You don’t have to worship those things (relationships, health, or safety) in order to admit that your life would be remarkably different if any of those things were removed. Conversations, daydreaming, mundane events, and various forms of planning which were previously mindless would suddenly become points of pain, challenge, or intense emotion.
Chances are you wouldn’t just be sad or angry, but also disoriented.
Two Types of Disorientation
You can become disoriented in two ways. First, you can become disoriented by not knowing where you want to go. If the aim of your life is no longer Christ, that would be idolatry. But that is not necessarily what is happening during grief because that’s not the only form disorientation can take.
Second, you can become disoriented by losing a sense of where you are. You know where you want to go, but you cannot find your bearings to figure out which way that is from “here.” To illustrate this with personal examples…

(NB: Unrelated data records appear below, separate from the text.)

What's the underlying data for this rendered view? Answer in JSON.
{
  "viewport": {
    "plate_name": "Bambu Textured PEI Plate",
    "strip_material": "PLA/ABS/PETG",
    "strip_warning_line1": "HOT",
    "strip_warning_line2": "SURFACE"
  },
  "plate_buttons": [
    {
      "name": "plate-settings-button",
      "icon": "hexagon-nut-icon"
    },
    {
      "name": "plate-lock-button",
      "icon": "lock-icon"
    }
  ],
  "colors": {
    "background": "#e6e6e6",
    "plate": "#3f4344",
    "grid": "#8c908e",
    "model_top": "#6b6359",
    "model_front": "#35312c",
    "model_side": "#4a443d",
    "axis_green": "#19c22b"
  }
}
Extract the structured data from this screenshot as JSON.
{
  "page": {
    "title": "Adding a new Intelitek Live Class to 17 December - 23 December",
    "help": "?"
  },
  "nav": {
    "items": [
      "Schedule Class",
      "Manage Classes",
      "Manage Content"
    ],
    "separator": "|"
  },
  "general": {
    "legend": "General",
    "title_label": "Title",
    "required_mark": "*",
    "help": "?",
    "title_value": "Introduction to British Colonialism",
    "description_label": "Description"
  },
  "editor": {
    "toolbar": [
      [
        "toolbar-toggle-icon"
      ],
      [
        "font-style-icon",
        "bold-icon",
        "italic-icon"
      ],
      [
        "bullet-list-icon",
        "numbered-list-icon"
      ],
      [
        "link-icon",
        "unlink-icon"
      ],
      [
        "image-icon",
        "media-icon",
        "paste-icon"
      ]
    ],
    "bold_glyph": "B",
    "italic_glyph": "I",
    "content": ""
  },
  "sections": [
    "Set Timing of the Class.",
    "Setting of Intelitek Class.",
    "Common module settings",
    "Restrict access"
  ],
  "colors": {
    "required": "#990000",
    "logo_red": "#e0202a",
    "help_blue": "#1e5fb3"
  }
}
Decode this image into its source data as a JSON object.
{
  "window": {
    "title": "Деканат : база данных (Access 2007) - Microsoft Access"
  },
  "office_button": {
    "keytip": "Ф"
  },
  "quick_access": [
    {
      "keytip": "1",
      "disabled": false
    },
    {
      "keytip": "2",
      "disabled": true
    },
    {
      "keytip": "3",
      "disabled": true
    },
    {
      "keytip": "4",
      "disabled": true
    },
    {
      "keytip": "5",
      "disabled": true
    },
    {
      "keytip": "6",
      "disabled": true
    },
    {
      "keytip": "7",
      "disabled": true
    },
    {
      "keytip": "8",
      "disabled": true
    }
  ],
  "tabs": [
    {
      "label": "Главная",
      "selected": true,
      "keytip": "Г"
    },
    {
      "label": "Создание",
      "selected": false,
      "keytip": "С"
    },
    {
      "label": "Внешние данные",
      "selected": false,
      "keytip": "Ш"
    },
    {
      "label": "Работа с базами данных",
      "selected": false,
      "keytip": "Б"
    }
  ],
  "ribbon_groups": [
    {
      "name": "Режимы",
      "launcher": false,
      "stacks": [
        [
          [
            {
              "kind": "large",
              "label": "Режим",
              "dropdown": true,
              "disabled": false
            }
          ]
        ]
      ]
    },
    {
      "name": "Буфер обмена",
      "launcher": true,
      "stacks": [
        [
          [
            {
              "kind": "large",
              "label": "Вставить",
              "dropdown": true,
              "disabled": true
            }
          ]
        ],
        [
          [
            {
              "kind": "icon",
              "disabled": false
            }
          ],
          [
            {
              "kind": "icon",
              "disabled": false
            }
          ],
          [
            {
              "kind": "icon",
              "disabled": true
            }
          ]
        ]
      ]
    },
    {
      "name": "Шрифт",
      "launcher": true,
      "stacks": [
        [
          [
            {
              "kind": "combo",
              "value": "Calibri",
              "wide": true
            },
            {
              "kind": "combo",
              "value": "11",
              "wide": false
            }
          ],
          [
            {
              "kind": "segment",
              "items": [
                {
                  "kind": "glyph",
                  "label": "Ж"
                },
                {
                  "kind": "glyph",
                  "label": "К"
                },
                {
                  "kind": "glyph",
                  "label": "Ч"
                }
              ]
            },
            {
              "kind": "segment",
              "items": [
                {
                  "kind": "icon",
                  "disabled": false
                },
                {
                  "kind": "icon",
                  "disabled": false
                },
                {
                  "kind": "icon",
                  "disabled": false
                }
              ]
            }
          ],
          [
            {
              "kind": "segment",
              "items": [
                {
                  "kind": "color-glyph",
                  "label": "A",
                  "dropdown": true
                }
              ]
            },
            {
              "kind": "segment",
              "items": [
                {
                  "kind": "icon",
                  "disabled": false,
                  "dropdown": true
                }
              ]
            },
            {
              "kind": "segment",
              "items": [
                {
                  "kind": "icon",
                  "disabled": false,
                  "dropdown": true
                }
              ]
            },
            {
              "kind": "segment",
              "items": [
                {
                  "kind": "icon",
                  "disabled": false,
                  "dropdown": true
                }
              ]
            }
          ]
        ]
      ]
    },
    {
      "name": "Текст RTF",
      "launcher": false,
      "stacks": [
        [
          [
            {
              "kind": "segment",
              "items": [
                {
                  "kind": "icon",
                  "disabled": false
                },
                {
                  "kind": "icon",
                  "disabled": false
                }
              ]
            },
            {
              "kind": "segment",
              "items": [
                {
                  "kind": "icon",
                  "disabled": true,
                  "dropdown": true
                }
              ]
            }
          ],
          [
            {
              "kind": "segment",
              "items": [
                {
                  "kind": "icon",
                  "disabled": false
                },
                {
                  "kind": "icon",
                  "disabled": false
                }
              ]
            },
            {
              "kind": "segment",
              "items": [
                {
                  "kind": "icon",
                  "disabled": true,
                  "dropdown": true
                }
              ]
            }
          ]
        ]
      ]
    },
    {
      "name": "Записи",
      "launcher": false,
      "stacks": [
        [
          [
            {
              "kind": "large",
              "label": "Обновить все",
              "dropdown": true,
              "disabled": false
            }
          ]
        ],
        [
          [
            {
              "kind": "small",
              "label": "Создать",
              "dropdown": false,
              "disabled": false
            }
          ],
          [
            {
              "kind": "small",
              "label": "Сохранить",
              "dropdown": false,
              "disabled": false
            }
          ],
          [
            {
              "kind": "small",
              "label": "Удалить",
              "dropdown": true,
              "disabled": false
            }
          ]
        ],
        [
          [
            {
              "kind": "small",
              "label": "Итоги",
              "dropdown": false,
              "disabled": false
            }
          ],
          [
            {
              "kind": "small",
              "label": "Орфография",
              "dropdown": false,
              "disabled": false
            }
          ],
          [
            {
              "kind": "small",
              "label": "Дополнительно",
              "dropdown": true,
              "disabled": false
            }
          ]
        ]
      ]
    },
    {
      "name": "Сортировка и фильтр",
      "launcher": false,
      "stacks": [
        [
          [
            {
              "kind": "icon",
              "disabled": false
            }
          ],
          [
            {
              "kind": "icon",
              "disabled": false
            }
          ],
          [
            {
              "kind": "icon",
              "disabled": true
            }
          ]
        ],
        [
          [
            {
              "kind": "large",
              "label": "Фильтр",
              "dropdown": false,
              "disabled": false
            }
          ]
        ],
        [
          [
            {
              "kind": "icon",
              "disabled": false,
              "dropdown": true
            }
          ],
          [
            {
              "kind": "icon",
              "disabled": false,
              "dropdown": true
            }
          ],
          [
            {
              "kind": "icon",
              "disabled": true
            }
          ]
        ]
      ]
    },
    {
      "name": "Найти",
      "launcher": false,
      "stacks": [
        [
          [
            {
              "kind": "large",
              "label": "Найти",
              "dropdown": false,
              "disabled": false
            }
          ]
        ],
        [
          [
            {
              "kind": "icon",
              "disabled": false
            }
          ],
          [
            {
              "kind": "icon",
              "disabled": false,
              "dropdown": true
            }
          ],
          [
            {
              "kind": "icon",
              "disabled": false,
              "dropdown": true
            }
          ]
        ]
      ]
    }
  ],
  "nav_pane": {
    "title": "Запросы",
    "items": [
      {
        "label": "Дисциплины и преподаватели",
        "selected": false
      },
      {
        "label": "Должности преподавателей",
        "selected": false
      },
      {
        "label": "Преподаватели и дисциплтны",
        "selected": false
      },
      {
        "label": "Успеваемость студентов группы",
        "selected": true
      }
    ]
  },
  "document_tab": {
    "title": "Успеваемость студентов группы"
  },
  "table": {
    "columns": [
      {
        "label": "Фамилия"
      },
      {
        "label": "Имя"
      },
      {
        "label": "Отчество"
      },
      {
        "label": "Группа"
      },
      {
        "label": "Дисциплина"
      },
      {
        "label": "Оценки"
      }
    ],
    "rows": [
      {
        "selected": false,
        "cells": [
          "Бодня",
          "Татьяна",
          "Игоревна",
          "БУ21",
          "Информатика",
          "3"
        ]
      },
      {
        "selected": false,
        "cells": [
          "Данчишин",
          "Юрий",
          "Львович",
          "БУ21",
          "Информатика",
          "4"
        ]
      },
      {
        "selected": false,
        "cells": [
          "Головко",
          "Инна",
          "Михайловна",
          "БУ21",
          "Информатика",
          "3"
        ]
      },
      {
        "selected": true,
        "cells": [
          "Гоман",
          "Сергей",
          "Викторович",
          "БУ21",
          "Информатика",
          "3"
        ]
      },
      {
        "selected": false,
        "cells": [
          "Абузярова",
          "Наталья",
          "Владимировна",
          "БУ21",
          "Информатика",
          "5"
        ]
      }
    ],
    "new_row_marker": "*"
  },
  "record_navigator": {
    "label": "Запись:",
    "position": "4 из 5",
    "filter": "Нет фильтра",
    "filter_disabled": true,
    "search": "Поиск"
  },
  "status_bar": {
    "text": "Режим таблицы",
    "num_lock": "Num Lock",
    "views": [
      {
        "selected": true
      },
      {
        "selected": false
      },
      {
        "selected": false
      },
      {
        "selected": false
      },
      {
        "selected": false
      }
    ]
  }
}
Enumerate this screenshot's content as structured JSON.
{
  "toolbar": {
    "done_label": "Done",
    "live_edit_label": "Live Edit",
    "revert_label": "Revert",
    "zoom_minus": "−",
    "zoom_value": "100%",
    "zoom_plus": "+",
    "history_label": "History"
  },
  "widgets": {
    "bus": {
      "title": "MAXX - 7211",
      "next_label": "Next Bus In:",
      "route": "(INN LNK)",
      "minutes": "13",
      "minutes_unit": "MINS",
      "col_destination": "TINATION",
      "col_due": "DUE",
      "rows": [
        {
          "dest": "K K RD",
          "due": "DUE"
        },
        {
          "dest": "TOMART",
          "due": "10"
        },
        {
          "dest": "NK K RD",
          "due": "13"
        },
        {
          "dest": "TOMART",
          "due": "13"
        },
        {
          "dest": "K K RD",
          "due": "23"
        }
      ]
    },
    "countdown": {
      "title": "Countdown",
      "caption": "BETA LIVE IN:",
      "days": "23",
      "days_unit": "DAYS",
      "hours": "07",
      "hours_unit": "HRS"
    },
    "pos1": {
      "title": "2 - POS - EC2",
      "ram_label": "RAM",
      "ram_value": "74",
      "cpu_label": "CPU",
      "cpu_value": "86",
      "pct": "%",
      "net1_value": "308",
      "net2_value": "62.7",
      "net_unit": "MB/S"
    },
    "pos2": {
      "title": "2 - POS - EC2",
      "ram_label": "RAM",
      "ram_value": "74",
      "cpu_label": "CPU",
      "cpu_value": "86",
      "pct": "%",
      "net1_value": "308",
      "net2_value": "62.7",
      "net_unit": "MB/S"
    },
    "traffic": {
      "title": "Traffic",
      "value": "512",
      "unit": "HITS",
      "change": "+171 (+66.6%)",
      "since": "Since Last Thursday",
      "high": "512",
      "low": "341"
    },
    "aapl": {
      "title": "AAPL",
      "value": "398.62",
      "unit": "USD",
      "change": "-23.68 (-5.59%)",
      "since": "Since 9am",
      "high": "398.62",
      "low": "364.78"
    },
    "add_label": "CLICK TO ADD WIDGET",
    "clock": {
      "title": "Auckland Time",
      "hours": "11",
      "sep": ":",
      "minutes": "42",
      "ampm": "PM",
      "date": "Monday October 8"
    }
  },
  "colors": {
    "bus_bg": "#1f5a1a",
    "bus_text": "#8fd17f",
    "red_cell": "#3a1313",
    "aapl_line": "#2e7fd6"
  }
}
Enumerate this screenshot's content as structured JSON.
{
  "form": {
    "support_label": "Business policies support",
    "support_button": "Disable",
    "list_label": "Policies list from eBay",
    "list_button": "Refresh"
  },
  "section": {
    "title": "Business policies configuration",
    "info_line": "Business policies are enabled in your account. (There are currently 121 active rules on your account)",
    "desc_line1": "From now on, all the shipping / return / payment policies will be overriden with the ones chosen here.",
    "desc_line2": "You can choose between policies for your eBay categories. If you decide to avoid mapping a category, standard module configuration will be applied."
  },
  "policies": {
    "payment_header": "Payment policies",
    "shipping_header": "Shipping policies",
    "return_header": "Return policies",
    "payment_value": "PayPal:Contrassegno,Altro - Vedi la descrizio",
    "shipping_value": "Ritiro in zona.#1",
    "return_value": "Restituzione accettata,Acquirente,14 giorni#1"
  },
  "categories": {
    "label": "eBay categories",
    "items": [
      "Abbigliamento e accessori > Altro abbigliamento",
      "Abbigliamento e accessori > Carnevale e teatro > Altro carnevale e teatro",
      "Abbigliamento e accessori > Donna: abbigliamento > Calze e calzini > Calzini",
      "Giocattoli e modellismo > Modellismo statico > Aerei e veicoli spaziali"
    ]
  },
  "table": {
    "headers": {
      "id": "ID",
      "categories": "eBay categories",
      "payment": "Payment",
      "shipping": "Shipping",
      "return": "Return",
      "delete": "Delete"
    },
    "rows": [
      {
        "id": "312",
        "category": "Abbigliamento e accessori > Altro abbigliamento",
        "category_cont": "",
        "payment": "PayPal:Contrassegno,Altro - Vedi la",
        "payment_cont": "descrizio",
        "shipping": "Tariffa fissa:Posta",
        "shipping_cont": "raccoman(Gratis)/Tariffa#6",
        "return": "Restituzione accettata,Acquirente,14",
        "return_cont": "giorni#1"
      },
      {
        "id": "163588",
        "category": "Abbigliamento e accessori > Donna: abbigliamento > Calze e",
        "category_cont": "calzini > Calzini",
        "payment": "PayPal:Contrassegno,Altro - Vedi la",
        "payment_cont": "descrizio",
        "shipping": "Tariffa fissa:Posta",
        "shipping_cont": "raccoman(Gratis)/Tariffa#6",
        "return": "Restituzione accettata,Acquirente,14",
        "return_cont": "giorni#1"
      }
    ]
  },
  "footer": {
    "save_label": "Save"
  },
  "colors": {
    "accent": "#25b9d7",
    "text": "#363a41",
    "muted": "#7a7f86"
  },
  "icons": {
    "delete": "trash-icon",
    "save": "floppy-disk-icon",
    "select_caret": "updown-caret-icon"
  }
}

- … a large piece of what it means for me to love God is to love my wife as Christ loved the church. If she died, I would be lost for a while.
- … a large part of my day is spent serving as a pastor. If I was relieved of those duties, “my week” would become a phrase with much less meaning.
- … I have a sound body and safe environment in which to live. If my body became impaired or my surroundings unsafe, it would take me a while to adjust to this new way of life.
In each case, I pray I would still value Christ most, but I’m pretty sure I would be confused about what life ought to look like now for an extended period of time.
As I wrestled with the wrongness of death (1 Corinthians 15:26), the emptiness of the loss of a good calling (1 Timothy 3:1), or the decay of my body (Psalm 102:1-9), I would experience many emotions. Doubtless the emotions would come in mingled waves of varying intensities. I pray I would take each of these emotions to God in prayer, but I think I would pray with the raw honesty we find in the Psalms.
Identity, Emotions, and Hope
Yet, these emotions would each, in their own way, be begging for an answer to the same question, “Who am I now?” It would be an appropriate time to ask that question. It would mark a major transition in how my call to love God and love others was lived out.
There is no time when we sincerely ask the question “Who am I now?” without intense emotions. You can’t ask a question of that magnitude without setting off major emotions (neurological and hormonal fireworks throughout your brain and body) that will not settle quickly or neatly.
I would contend that it is okay, even good, to experience that level of instability during a season of major transition. Unpleasant emotion and uncertainty are not necessarily indicators of hope’s absence. Hope is a product of where we turn, not merely what we feel. As Psalm 56:3 commends to us, “When I am afraid, I put my trust in you.”
The hope in grief is not merely the calming of four or more unpleasant emotions (denial, anger questioning, depression) with theological truths. It is confidence (relational trust) that God has an answer for the question, “Who am I now?,” that His answer is good, and that He can be trusted until that answer is known.
Tools for the Journey
So what would I recommend for someone in the early stages of grief?
- Be honest with yourself, God, and trusted Christian friends about your experience. Find friends who are willing to be patient with you in this uncomfortable journey and don’t try to make your experience “neater” than it is.
- Use a resource like “Taking the Journey of Grief with Hope” to help you process your suffering in light of the gospel.
- Realize, that in light of Matthew 5:4, you will have to trust God with your tears and confusion before you will be able to experience His comfort.
Join the Conversation
How would it impact you in the midst of grief to look at grief as an identity question? How would it impact your counseling?